(App and web page records)

--------------------------------------------------

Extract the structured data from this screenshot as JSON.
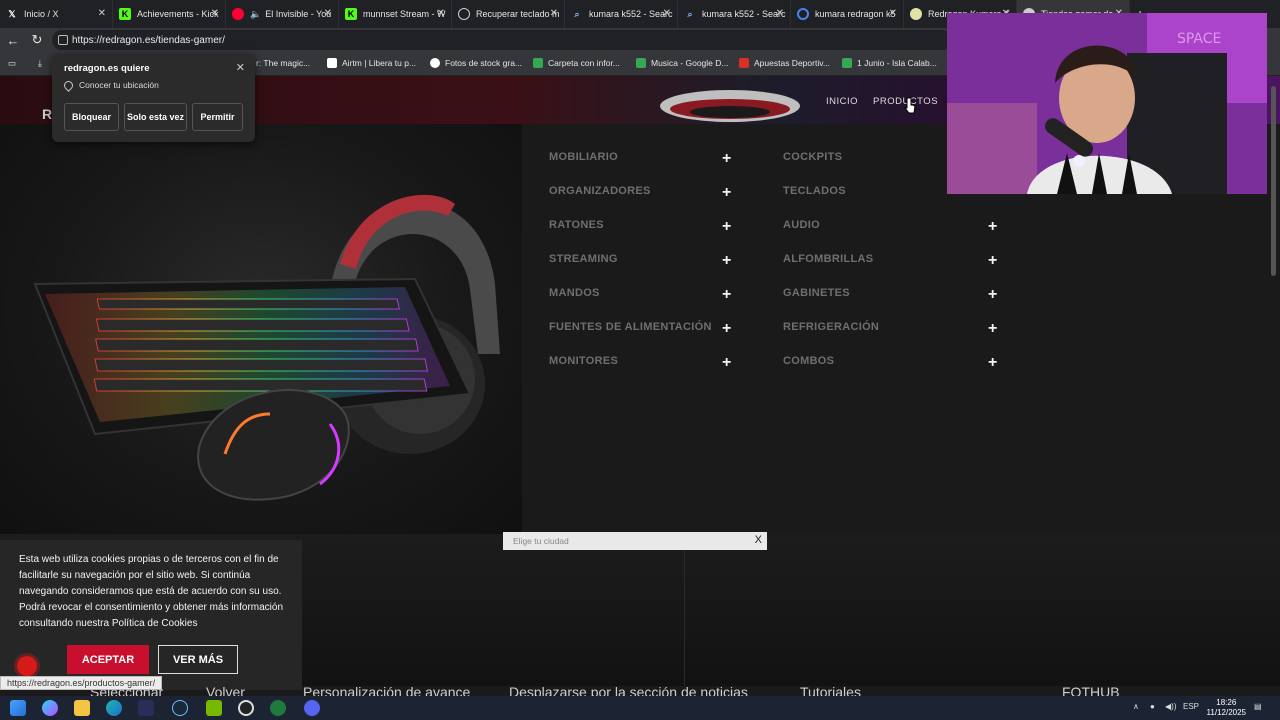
{
  "tabs": [
    {
      "title": "Inicio / X",
      "icon": "x-logo-icon",
      "color": "#ffffff"
    },
    {
      "title": "Achievements - Kick",
      "icon": "kick-logo-icon",
      "color": "#53fc18"
    },
    {
      "title": "El Invisible - You",
      "icon": "youtube-icon",
      "color": "#ff0033"
    },
    {
      "title": "munnset Stream - W",
      "icon": "kick-logo-icon",
      "color": "#53fc18"
    },
    {
      "title": "Recuperar teclado m",
      "icon": "globe-icon",
      "color": "#cccccc"
    },
    {
      "title": "kumara k552 - Searc",
      "icon": "search-icon",
      "color": "#8ab4f8"
    },
    {
      "title": "kumara k552 - Searc",
      "icon": "search-icon",
      "color": "#8ab4f8"
    },
    {
      "title": "kumara redragon k5",
      "icon": "google-icon",
      "color": "#ffffff"
    },
    {
      "title": "Redragon Kumara K",
      "icon": "redragon-icon",
      "color": "#e2e2a8"
    },
    {
      "title": "Tiendas gamer de",
      "icon": "redragon-icon",
      "color": "#cccccc"
    }
  ],
  "address": {
    "url": "https://redragon.es/tiendas-gamer/"
  },
  "bookmarks": [
    {
      "label": "r: The magic...",
      "color": "#666666"
    },
    {
      "label": "Airtm | Libera tu p...",
      "color": "#ffffff"
    },
    {
      "label": "Fotos de stock gra...",
      "color": "#ffffff"
    },
    {
      "label": "Carpeta con infor...",
      "color": "#34a853"
    },
    {
      "label": "Musica - Google D...",
      "color": "#34a853"
    },
    {
      "label": "Apuestas Deportiv...",
      "color": "#d93025"
    },
    {
      "label": "1 Junio - Isla Calab...",
      "color": "#34a853"
    }
  ],
  "permission": {
    "title": "redragon.es quiere",
    "location_text": "Conocer tu ubicación",
    "block": "Bloquear",
    "once": "Solo esta vez",
    "allow": "Permitir"
  },
  "site": {
    "logo_letter": "R",
    "nav_inicio": "INICIO",
    "nav_productos": "PRODUCTOS",
    "categories_left": [
      "MOBILIARIO",
      "ORGANIZADORES",
      "RATONES",
      "STREAMING",
      "MANDOS",
      "FUENTES DE ALIMENTACIÓN",
      "MONITORES"
    ],
    "categories_right": [
      "COCKPITS",
      "TECLADOS",
      "AUDIO",
      "ALFOMBRILLAS",
      "GABINETES",
      "REFRIGERACIÓN",
      "COMBOS"
    ],
    "plus": "+",
    "city_placeholder": "Elige tu ciudad",
    "city_close": "X"
  },
  "cookie": {
    "text": "Esta web utiliza cookies propias o de terceros con el fin de facilitarle su navegación por el sitio web. Si continúa navegando consideramos que está de acuerdo con su uso. Podrá revocar el consentimiento y obtener más información consultando nuestra Política de Cookies",
    "accept": "ACEPTAR",
    "more": "VER MÁS"
  },
  "status_url": "https://redragon.es/productos-gamer/",
  "behind": {
    "t1": "Seleccionar",
    "t2": "Volver",
    "t3": "Personalización de avance",
    "t4": "Desplazarse por la sección de noticias",
    "t5": "Tutoriales",
    "t6": "FOTHUB"
  },
  "taskbar": {
    "lang": "ESP",
    "time": "18:26",
    "date": "11/12/2025"
  },
  "colors": {
    "accent_red": "#c8102e",
    "menu_text": "#6f6f6f"
  }
}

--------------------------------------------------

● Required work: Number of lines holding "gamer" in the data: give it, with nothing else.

● Output of the exercise: 3